All industry was redirected to the war effort. Food and fuel were rationed. Needless to say, there was little fraternity life during World War II. The mobilization brought new challenges to Psi Upsilon, especially to those chapters that had houses to maintain. A few chapters, such as the Omicron, were able to rent their houses to the Army as barracks and offices. One chapter, the Epsilon Nu, even went so far as to rent its house to a sorority (Gamma Phi Beta). The rental income these chapters received allowed them to survive. Other chapters, such as the Lambda, could not afford the taxes and upkeep on an empty house and had to sell. Still other chapters, like the Eta, sold their houses or land to the college.

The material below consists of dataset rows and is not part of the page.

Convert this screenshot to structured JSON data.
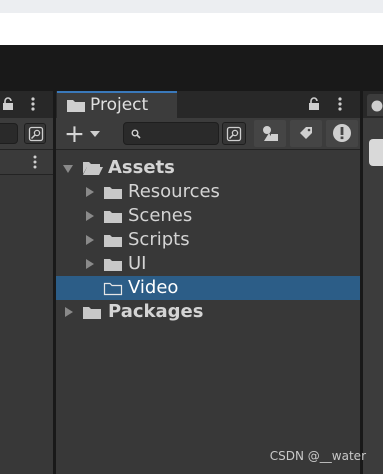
{
  "project_panel": {
    "tab_label": "Project",
    "add_symbol": "+",
    "search": {
      "placeholder": "",
      "icon": "search-icon"
    },
    "tree": [
      {
        "label": "Assets",
        "level": 0,
        "expanded": true,
        "bold": true,
        "has_children": true
      },
      {
        "label": "Resources",
        "level": 1,
        "expanded": false,
        "bold": false,
        "has_children": true
      },
      {
        "label": "Scenes",
        "level": 1,
        "expanded": false,
        "bold": false,
        "has_children": true
      },
      {
        "label": "Scripts",
        "level": 1,
        "expanded": false,
        "bold": false,
        "has_children": true
      },
      {
        "label": "UI",
        "level": 1,
        "expanded": false,
        "bold": false,
        "has_children": true
      },
      {
        "label": "Video",
        "level": 1,
        "expanded": false,
        "bold": false,
        "has_children": false,
        "selected": true
      },
      {
        "label": "Packages",
        "level": 0,
        "expanded": false,
        "bold": true,
        "has_children": true
      }
    ]
  },
  "watermark": "CSDN @__water",
  "colors": {
    "selection": "#2c5d87",
    "tab_accent": "#3a79bb"
  }
}
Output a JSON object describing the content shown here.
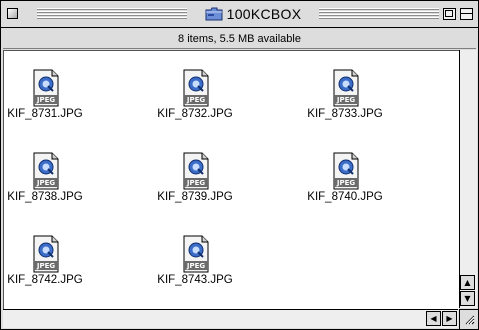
{
  "window": {
    "title": "100KCBOX",
    "folder_icon": "folder-icon"
  },
  "info_bar": {
    "text": "8 items, 5.5 MB available"
  },
  "files": [
    {
      "name": "KIF_8731.JPG",
      "icon": "jpeg-file-icon",
      "badge": "JPEG"
    },
    {
      "name": "KIF_8732.JPG",
      "icon": "jpeg-file-icon",
      "badge": "JPEG"
    },
    {
      "name": "KIF_8733.JPG",
      "icon": "jpeg-file-icon",
      "badge": "JPEG"
    },
    {
      "name": "KIF_8738.JPG",
      "icon": "jpeg-file-icon",
      "badge": "JPEG"
    },
    {
      "name": "KIF_8739.JPG",
      "icon": "jpeg-file-icon",
      "badge": "JPEG"
    },
    {
      "name": "KIF_8740.JPG",
      "icon": "jpeg-file-icon",
      "badge": "JPEG"
    },
    {
      "name": "KIF_8742.JPG",
      "icon": "jpeg-file-icon",
      "badge": "JPEG"
    },
    {
      "name": "KIF_8743.JPG",
      "icon": "jpeg-file-icon",
      "badge": "JPEG"
    }
  ],
  "scrollbars": {
    "up_icon": "arrow-up-icon",
    "down_icon": "arrow-down-icon",
    "left_icon": "arrow-left-icon",
    "right_icon": "arrow-right-icon",
    "grow_icon": "resize-grip-icon"
  },
  "colors": {
    "window_chrome": "#dddddd",
    "content_background": "#ffffff",
    "icon_accent": "#3a6cc8"
  }
}
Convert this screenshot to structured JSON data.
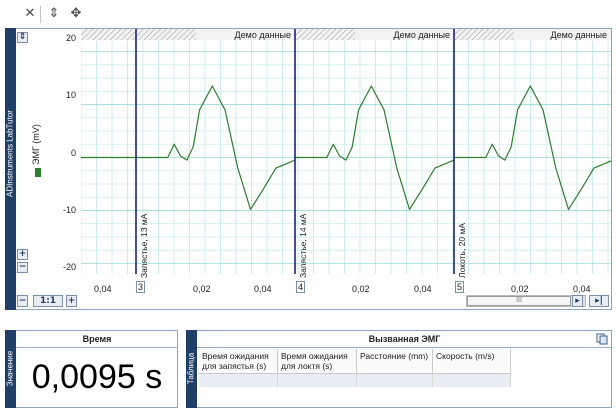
{
  "toolbar": {
    "icons": [
      "close-icon",
      "marker-icon",
      "autoscale-icon"
    ]
  },
  "chart": {
    "side_label": "ADInstruments  LabTutor",
    "channel_label": "ЭМГ (mV)",
    "channel_color": "#2e7d2e",
    "y_ticks": [
      "20",
      "10",
      "0",
      "-10",
      "-20"
    ],
    "blocks": [
      {
        "header": "",
        "number": "3",
        "comment": "Запястье, 13 мА",
        "ticks": [
          "0,04",
          "0,02"
        ]
      },
      {
        "header": "Демо данные",
        "number": "4",
        "comment": "Запястье, 14 мА",
        "ticks": [
          "0,02",
          "0,04"
        ]
      },
      {
        "header": "Демо данные",
        "number": "5",
        "comment": "Локоть, 20 мА",
        "ticks": [
          "0,02",
          "0,04"
        ]
      }
    ],
    "first_tick": "0,04",
    "zoom_label": "1:1",
    "scroll_grip": "III"
  },
  "chart_data": {
    "type": "line",
    "title": "",
    "xlabel": "",
    "ylabel": "ЭМГ (mV)",
    "ylim": [
      -22,
      22
    ],
    "grid": true,
    "series": [
      {
        "x": [
          0,
          0.005,
          0.01,
          0.012,
          0.014,
          0.016,
          0.018,
          0.02,
          0.024,
          0.028,
          0.032,
          0.036,
          0.04,
          0.044,
          0.048,
          0.05
        ],
        "values": [
          0,
          0,
          0,
          2.5,
          0.3,
          -0.5,
          2,
          9,
          13.5,
          9,
          -2,
          -9.8,
          -6,
          -2,
          -1,
          -0.5
        ]
      }
    ]
  },
  "value_panel": {
    "side_label": "Значение",
    "title": "Время",
    "value": "0,0095 s"
  },
  "table_panel": {
    "side_label": "Таблица",
    "title": "Вызванная ЭМГ",
    "columns": [
      "Время ожидания для запястья (s)",
      "Время ожидания для локтя (s)",
      "Расстояние (mm)",
      "Скорость (m/s)"
    ]
  }
}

The effects of the war on Psi Upsilon continued long after the peace treaties were signed. First of all, Psi Upsilon had missed an entire generation. There were few alumni from the 1940s to take over the job of advising the undergraduates. Secondly, many of the undergraduates, particularly in the early 1950s, were much older than the traditional 18-year-old college student. They were often veterans of World War II, and did not need nor want advice from alumni. For the first time in Psi Upsilon history, and in every fraternity's history, undergraduates were left to themselves, without the benefit of alumni advice and guidance. Most fraternities had a national headquarters and staff that could assist a chapter in trouble; however, the void was not completely filled.
From the time of the Founders, brothers with remarkable leadership and foresight have guided Psi Upsilon. Recognizing that times had changed, the Executive Council hired professional staff and established a central office to assist chapters. At first the office consolidated initiation records and address lists, published The DIAMOND and secured the fraternity's historical artifacts. Over time, the staff's size, function and expertise grew. Young alumni were hired to visit chapters as educational and leadership consultants, reviewing chapter operations and suggesting ways to improve. Leadership training was developed and expanded, regular conclaves began to be held to train officers and alumni, and an annual leadership institute was created to inspire all brothers to greatness. Handbooks were published for each officer position and for general programs, such as alumni relations, chapter publications, membership recruitment, new member orientation and ritual. Alumni associations were given professional advice on fundraising and house renovations. From a low point in Psi Upsilon's history, our undergraduates and alumni rose up to reinvigorate and modernize our society, making it stronger than it ever was before. Within twelve years of the end of the war, five chapters were reactivated and four new chapters were chartered. Expansion brought new vitality as well as new ideas to Psi Upsilon, and the fraternity has continued this progressive expansion ever since.
Most chapters of Psi Upsilon retain the same type of governance, in a president, two vice-presidents, a recording secretary, and a treasurer.
Other leaders of the house are often the Recruitment chairman, the Ritual chairman, the House manager, the Social chairman, and the Risk manager.